Challenge 5: Organizational Structure, Strategic and Financial Planning
Fire protection in North America is typically provided by a city or special district and in some cases the township, county, state or tribal government. In some communities it is provided by a private organization. There often are political bodies (authority having jurisdiction) who set the level of service and authorize the expenditure of funds generated by the community.
The current fire and EMS service delivery model, bylaws and rules can be perceived as outdated and entrenched in traditions that obstruct efficiencies and provision of professional services. This is illustrated by the lack of cooperation and regionalization in some areas. Many communities lack the ability to compel emergency service organizations (ESOs) to cooperate and share resources, which place the community at greater risk and costs more to operate. In some parts of the country, ESOs over-saturate the response area, while in others, resources are scarce.

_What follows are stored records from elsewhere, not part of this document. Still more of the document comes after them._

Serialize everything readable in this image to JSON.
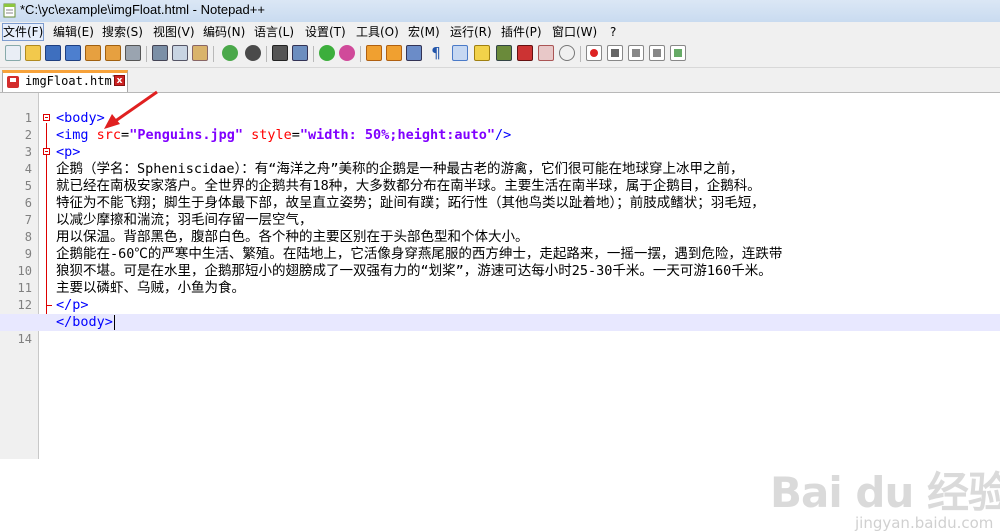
{
  "window": {
    "title": "*C:\\yc\\example\\imgFloat.html - Notepad++"
  },
  "menu": [
    "文件(F)",
    "编辑(E)",
    "搜索(S)",
    "视图(V)",
    "编码(N)",
    "语言(L)",
    "设置(T)",
    "工具(O)",
    "宏(M)",
    "运行(R)",
    "插件(P)",
    "窗口(W)",
    "?"
  ],
  "toolbar_icons": [
    "new-file-icon",
    "open-file-icon",
    "save-icon",
    "save-all-icon",
    "close-icon",
    "close-all-icon",
    "print-icon",
    "cut-icon",
    "copy-icon",
    "paste-icon",
    "undo-icon",
    "redo-icon",
    "find-icon",
    "replace-icon",
    "zoom-in-icon",
    "zoom-out-icon",
    "sync-vertical-icon",
    "sync-horizontal-icon",
    "word-wrap-icon",
    "show-all-chars-icon",
    "indent-guide-icon",
    "user-language-icon",
    "doc-map-icon",
    "function-list-icon",
    "folder-workspace-icon",
    "monitor-icon",
    "record-macro-icon",
    "stop-record-icon",
    "play-macro-icon",
    "run-macro-multiple-icon",
    "save-macro-icon"
  ],
  "tab": {
    "label": "imgFloat.html",
    "close_glyph": "x"
  },
  "editor": {
    "current_line": 14,
    "lines": [
      {
        "n": "1",
        "code": ""
      },
      {
        "n": "2",
        "code": "<body>"
      },
      {
        "n": "3",
        "code": "<img src=\"Penguins.jpg\" style=\"width: 50%;height:auto\"/>"
      },
      {
        "n": "4",
        "code": "<p>"
      },
      {
        "n": "5",
        "code": "企鹅（学名：Spheniscidae）：有“海洋之舟”美称的企鹅是一种最古老的游禽，它们很可能在地球穿上冰甲之前，"
      },
      {
        "n": "6",
        "code": "就已经在南极安家落户。全世界的企鹅共有18种，大多数都分布在南半球。主要生活在南半球，属于企鹅目，企鹅科。"
      },
      {
        "n": "7",
        "code": "特征为不能飞翔；脚生于身体最下部，故呈直立姿势；趾间有蹼；跖行性（其他鸟类以趾着地）；前肢成鳍状；羽毛短，"
      },
      {
        "n": "8",
        "code": "以减少摩擦和湍流；羽毛间存留一层空气，"
      },
      {
        "n": "9",
        "code": "用以保温。背部黑色，腹部白色。各个种的主要区别在于头部色型和个体大小。"
      },
      {
        "n": "10",
        "code": "企鹅能在-60℃的严寒中生活、繁殖。在陆地上，它活像身穿燕尾服的西方绅士，走起路来，一摇一摆，遇到危险，连跌带"
      },
      {
        "n": "11",
        "code": "狼狈不堪。可是在水里，企鹅那短小的翅膀成了一双强有力的“划桨”，游速可达每小时25-30千米。一天可游160千米。"
      },
      {
        "n": "12",
        "code": "主要以磷虾、乌贼，小鱼为食。"
      },
      {
        "n": "13",
        "code": "</p>"
      },
      {
        "n": "14",
        "code": "</body>"
      }
    ]
  },
  "watermark": {
    "logo": "Bai du 经验",
    "sub": "jingyan.baidu.com"
  },
  "colors": {
    "tag": "#0000ff",
    "attribute": "#ff0000",
    "value": "#8000ff",
    "text": "#000000",
    "current_line": "#e8e8ff",
    "annotation_arrow": "#e02020"
  }
}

A number of ESOs struggle with developing and implementing strategic plans consistent with the economic realities and needs of their communities. Often they lack understanding of need, value and benefit of using a sustainable and flexible business model as part of their planning processes. This makes it difficult for organizations to secure the predictable sources of funding necessary to ensure the effective delivery of emergency services. Because many communities are dependent on the expertise of their emergency service leaders to navigate this critical and complex challenge, it is imperative these leaders be trained in business model practices.